Tuesday, May 23, 2006
Keith Rowe participates in an improvising ensemble called MIMEO (Music in Movement Electronic Orchestra) made up of some ten to twelve musicians playing laptops, electric guitars, digital and analog synths and assorted electro-detritus. It's a rather massive creature and a fairly bureaucratic one, the musicians' hometowns scattered across Europe (sometimes a US citizen makes his/her way in too), each having their own projects. So they've probably only performed together 6-7 times I think; one such is coming up at a festival in Holland next month. Keith is kind of the eminence grise of the group, the past and current master of the genre who, as nearly as I can figure it, is also the one one tends to organize the ideas behind most of their performances (see the marvelous "Hands of Caravaggio" on Erstwhile) .
He has a rather wonderful idea in the works, something I hope sees the light of day sometime, something that cuts, if not to the heart, pretty close to some vascular arteries of what contemporary improvised music is about today. The idea is essentially this: Each musician, at home or wherever they please, will record music onto a 60-minute disc. They'll be asked to only supply a few minutes of sound, spread over that hour. The crucial notion is that they are to improvise this music as though they were performing in concert with the other members of MIMEO, as cognizant as possible of what they think these other musicians would be doing during that hour. They know each other well, they have a good working knowledge of how they all tend to approach these improvisations. There's a little something about this idea that's reminiscent of various Prisoner's Dilemma situations including Douglas Hofstadter's Luring Lottery published in Scientific American in the 80s. Each musician will send his/her disc containing the several seconds of music to one individual who will, without listening to any of them, "pile" them atop each other and create a single disc. I should mention that the inspiration behind this project is the painter Cy Twombly (visual artists often serving as the basis for many of Rowe's ideas). If you're familiar with Twombly's paintings, you'll know there's often a great deal of exposed white canvas, not dissimilar to the amount of silence one might expect to occur on this disc.
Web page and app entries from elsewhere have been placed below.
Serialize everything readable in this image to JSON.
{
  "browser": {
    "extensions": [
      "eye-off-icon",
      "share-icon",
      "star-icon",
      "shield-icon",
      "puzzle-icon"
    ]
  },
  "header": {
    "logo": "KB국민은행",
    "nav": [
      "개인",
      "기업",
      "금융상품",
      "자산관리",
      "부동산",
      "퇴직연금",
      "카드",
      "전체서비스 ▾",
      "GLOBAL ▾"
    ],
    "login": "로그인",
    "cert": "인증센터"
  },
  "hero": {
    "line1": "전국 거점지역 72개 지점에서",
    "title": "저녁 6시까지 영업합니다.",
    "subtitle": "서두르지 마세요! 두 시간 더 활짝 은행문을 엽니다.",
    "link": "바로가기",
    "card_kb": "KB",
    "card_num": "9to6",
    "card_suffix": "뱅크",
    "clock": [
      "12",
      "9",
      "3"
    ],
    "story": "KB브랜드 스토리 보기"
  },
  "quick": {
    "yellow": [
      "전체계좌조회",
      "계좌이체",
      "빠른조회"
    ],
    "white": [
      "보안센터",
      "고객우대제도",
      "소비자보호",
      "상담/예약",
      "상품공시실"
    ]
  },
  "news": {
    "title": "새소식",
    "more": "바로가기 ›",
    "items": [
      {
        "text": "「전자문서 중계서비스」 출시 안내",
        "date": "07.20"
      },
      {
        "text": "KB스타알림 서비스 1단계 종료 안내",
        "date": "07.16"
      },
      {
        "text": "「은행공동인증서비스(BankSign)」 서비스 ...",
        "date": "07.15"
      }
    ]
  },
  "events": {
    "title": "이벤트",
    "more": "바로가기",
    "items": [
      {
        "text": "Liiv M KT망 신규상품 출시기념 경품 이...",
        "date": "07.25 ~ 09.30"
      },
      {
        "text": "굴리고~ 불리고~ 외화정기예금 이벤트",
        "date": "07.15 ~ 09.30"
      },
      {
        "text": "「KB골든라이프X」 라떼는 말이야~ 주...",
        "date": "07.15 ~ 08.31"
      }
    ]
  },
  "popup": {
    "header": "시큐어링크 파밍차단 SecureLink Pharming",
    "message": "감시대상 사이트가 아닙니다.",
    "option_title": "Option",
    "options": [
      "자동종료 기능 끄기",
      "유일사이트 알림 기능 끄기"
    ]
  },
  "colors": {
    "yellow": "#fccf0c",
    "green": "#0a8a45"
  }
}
After the disc is ready, it will be issued by a company without having listened to it. The first persons to hear the music created by MIMEO will not be the musicians, not the mixer/masterer, not the record company. They'll be the people who purchase the disc.
Absolutely wonderful, thoughtful, honest and damned daring idea.